## [Task description]
Write out the entries again exactly as they are given.

## [Task input]
* * * *

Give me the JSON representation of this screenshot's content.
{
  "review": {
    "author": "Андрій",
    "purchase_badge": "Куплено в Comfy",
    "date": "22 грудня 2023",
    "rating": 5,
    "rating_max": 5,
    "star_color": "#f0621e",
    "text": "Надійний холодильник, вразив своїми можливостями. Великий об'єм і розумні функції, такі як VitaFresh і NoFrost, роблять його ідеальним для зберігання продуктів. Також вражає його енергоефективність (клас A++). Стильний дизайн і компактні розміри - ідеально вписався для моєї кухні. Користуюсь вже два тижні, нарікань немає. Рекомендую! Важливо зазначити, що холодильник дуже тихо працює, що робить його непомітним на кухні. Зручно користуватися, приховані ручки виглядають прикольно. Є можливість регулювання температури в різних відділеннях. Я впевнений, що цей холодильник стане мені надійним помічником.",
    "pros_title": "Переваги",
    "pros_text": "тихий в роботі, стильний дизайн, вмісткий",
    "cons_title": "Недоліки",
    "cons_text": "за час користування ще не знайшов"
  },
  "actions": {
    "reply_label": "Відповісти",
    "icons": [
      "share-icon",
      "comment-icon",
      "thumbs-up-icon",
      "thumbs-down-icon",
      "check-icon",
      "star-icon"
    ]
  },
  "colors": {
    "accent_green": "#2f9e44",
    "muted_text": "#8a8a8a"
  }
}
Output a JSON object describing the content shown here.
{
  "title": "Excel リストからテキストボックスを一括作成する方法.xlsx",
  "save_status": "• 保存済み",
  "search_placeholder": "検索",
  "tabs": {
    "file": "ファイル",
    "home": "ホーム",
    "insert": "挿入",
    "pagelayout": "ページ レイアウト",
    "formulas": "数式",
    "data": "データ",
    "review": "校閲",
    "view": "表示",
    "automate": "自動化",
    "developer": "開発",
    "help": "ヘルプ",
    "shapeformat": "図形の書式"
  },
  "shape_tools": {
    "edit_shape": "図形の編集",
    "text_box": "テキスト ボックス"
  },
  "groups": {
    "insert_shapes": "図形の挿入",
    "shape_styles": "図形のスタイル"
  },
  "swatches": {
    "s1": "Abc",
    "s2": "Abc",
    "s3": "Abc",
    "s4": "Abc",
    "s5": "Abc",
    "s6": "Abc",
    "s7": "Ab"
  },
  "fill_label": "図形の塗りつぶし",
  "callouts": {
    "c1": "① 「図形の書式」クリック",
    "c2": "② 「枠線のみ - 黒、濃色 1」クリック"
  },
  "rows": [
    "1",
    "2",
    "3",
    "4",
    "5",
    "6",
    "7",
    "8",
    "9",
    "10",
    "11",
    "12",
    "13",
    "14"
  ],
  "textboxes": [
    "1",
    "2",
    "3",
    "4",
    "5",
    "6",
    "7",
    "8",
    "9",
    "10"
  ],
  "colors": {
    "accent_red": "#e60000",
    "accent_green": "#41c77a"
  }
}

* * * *

## [Problem solution]
Give me the JSON representation of this screenshot's content.
{
  "review": {
    "author": "Андрій",
    "purchase_badge": "Куплено в Comfy",
    "date": "22 грудня 2023",
    "rating": 5,
    "rating_max": 5,
    "star_color": "#f0621e",
    "text": "Надійний холодильник, вразив своїми можливостями. Великий об'єм і розумні функції, такі як VitaFresh і NoFrost, роблять його ідеальним для зберігання продуктів. Також вражає його енергоефективність (клас A++). Стильний дизайн і компактні розміри - ідеально вписався для моєї кухні. Користуюсь вже два тижні, нарікань немає. Рекомендую! Важливо зазначити, що холодильник дуже тихо працює, що робить його непомітним на кухні. Зручно користуватися, приховані ручки виглядають прикольно. Є можливість регулювання температури в різних відділеннях. Я впевнений, що цей холодильник стане мені надійним помічником.",
    "pros_title": "Переваги",
    "pros_text": "тихий в роботі, стильний дизайн, вмісткий",
    "cons_title": "Недоліки",
    "cons_text": "за час користування ще не знайшов"
  },
  "actions": {
    "reply_label": "Відповісти",
    "icons": [
      "share-icon",
      "comment-icon",
      "thumbs-up-icon",
      "thumbs-down-icon",
      "check-icon",
      "star-icon"
    ]
  },
  "colors": {
    "accent_green": "#2f9e44",
    "muted_text": "#8a8a8a"
  }
}
Output a JSON object describing the content shown here.
{
  "title": "Excel リストからテキストボックスを一括作成する方法.xlsx",
  "save_status": "• 保存済み",
  "search_placeholder": "検索",
  "tabs": {
    "file": "ファイル",
    "home": "ホーム",
    "insert": "挿入",
    "pagelayout": "ページ レイアウト",
    "formulas": "数式",
    "data": "データ",
    "review": "校閲",
    "view": "表示",
    "automate": "自動化",
    "developer": "開発",
    "help": "ヘルプ",
    "shapeformat": "図形の書式"
  },
  "shape_tools": {
    "edit_shape": "図形の編集",
    "text_box": "テキスト ボックス"
  },
  "groups": {
    "insert_shapes": "図形の挿入",
    "shape_styles": "図形のスタイル"
  },
  "swatches": {
    "s1": "Abc",
    "s2": "Abc",
    "s3": "Abc",
    "s4": "Abc",
    "s5": "Abc",
    "s6": "Abc",
    "s7": "Ab"
  },
  "fill_label": "図形の塗りつぶし",
  "callouts": {
    "c1": "① 「図形の書式」クリック",
    "c2": "② 「枠線のみ - 黒、濃色 1」クリック"
  },
  "rows": [
    "1",
    "2",
    "3",
    "4",
    "5",
    "6",
    "7",
    "8",
    "9",
    "10",
    "11",
    "12",
    "13",
    "14"
  ],
  "textboxes": [
    "1",
    "2",
    "3",
    "4",
    "5",
    "6",
    "7",
    "8",
    "9",
    "10"
  ],
  "colors": {
    "accent_red": "#e60000",
    "accent_green": "#41c77a"
  }
}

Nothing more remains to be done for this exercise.